All of that, plus many more issues are typically covered under a manufacturer’s warranty. Issues that are caused by someone or something not related to the manufacturer or supplier are generally not covered. Warranties are also transferable to new owners usually within a certain time frame with a written request to the manufacturer or supplier.

Warranty Stipulations and What to Ask

Before buying any windows, diligently and carefully read through a prospective warranty. Reread as many times as it takes. If there are any questions still unanswered, call to find out. In addition, read the following tips for guidance:

Make certain that the warranty is transferable, especially if you plan on moving in the future. If you move and your warranty is not transferable, it will become void.

If an extended warranty is available but not standard, make sure that the company is a reputable one with solid financial backing, lest they file for bankruptcy and/or default on their obligations down the road.

Determine if the warranty will be serviced by the manufacturer or the supplier. Is the contact person or organization (in case of warranty claim) one you can trust?

Buy a non-prorated, minimal 10-year warranty anytime you buy windows that are insulated (in case of warranty issues down the road).

Be aware that many, if not most manufacturer warranties cover only incidents that are caused, in some way, by the workmanship quality and/or installation of the window.
Contracts should explicitly state what parts and labor are covered, which are not, and for how long. Different aspects of windows (seals, trim paint, sash, etc.) are often covered for different lengths of time.

The Cardinal Rule

Don’t make the common mistake of being lured into a “lifetime warranty” that might sound great initially, but actually covers far less, for a far shorter duration. Good questions to ask include:

Does “lifetime” mean the window’s lifetime or your home’s?

Does it guarantee the materials and insulation, or just the materials?

Does this “lifetime warranty” include quick, responsive action (upstanding companies will usually offer 24/7 service) from the warranty company, especially in times of emergency?

Keep these tips in mind when comparing replacement window warranties. The last thing you want is to purchase expensive new windows with subpar coverage, as repairs will surely be pricey down the road.

Other readers may like to hear your thoughts. Please feel free to post them in our comments section.

NFRC is always interested in contributions from guest bloggers.Contact Tom Herron if you would like to contribute content to this blog.

Monday, April 4, 2011

NFRC Chairman Praises Members' Passion, Commitment

By Steve Strawn, Chairman

One thing that stood out to me during our committee week meeting was the unwavering passion NFRC members have for improving the methods we use to communicate product performance to the consuming public.
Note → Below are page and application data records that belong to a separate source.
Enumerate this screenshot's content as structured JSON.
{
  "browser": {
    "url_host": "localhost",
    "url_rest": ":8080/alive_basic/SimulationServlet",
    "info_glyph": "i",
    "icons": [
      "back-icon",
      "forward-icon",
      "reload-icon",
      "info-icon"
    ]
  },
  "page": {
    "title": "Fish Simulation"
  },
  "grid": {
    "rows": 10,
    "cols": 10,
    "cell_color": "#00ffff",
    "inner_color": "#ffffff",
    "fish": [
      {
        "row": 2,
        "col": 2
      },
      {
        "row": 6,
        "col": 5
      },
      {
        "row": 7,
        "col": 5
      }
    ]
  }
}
This was evident throughout the proceedings as we discussed the upcoming requirements to use the full CPD number on the NFRC temporary label but were most noticeable during the discussions regarding the Board’s direction for the development of an attachments product label.

Much of this discussion focused on the necessity for a label that is beneficial for manufacturers, is meaningful for consumers, and meets NFRC’s mission to provide fair, accurate, and credible ratings for fenestration products.
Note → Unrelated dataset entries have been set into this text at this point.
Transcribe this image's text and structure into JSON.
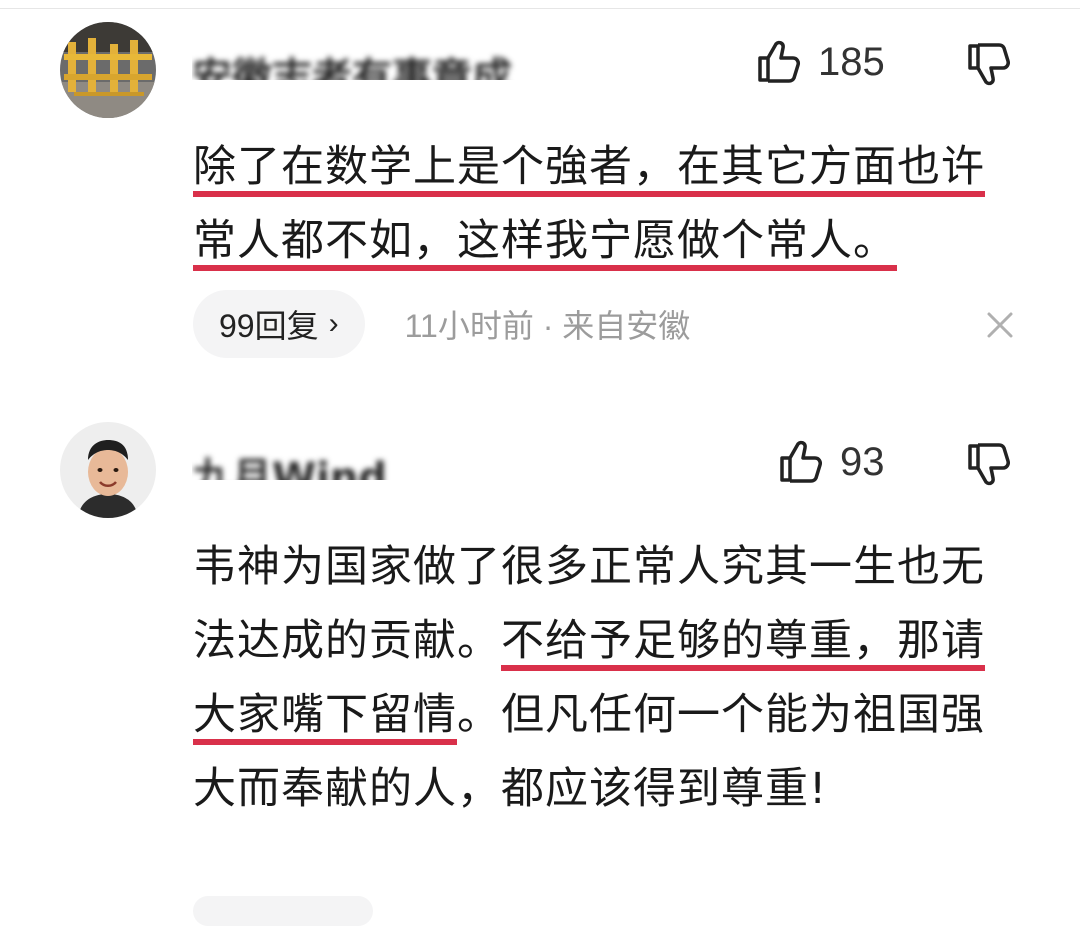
{
  "comments": [
    {
      "username": "安徽志者有事竟成",
      "likes": "185",
      "text": {
        "part1": "除了在数学上是个強者，在其它方面也许常人都不如，这样我宁愿做个常人。"
      },
      "reply_label": "99回复",
      "reply_chevron": "›",
      "meta": "11小时前 · 来自安徽",
      "close_icon": "close-icon"
    },
    {
      "username": "九月Wind",
      "likes": "93",
      "text": {
        "part1": "韦神为国家做了很多正常人究其一生也无法达成的贡献。",
        "part2": "不给予足够的尊重，",
        "part3": "那请大家嘴下留情",
        "part4": "。但凡任何一个能为祖国强大而奉献的人，都应该得到尊重!"
      }
    }
  ],
  "icons": {
    "like": "thumbs-up-icon",
    "dislike": "thumbs-down-icon"
  },
  "colors": {
    "highlight_underline": "#d9304a",
    "meta_gray": "#9c9c9c",
    "pill_bg": "#f4f4f5"
  }
}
Meeting attendees expressed a wide range of opinions on how this balance might be achieved, providing unique insight and carefully considering the topic from multiple points of view. All the while, NFRC remains committed to finding an approach that will be fair to everyone.

With each new perspective that emerged, we should be reminded that this kind of lively interaction forms the very foundation that makes our consensus-based process work.
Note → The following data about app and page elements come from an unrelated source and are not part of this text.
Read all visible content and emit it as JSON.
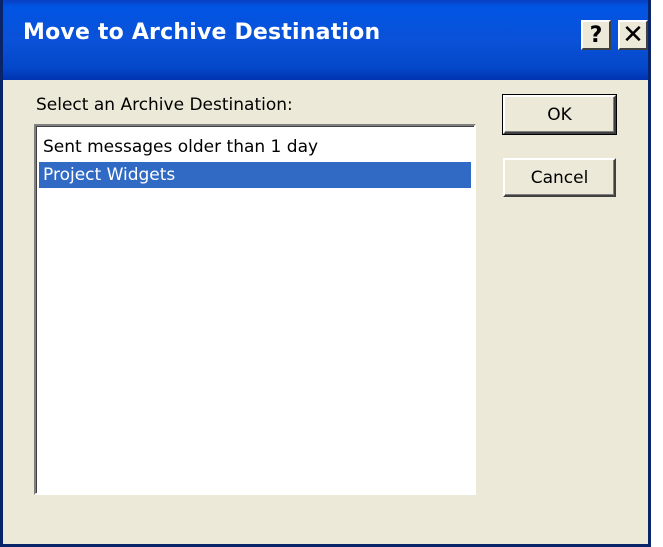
{
  "window": {
    "title": "Move to Archive Destination",
    "help_label": "?",
    "close_label": "✕"
  },
  "dialog": {
    "prompt": "Select an Archive Destination:",
    "items": [
      {
        "label": "Sent messages older than 1 day",
        "selected": false
      },
      {
        "label": "Project Widgets",
        "selected": true
      }
    ],
    "ok_label": "OK",
    "cancel_label": "Cancel"
  },
  "colors": {
    "titlebar": "#0054e3",
    "selection": "#316ac5",
    "dialog_bg": "#ece9d8"
  }
}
Welcoming all points of view, evaluating ideas critically, and finding solutions that we can all benefit from is what NFRC is all about.

I’m convinced the kind of passion and commitment exhibited during our meeting will ultimately result in the development of an attachments product label that works for everyone.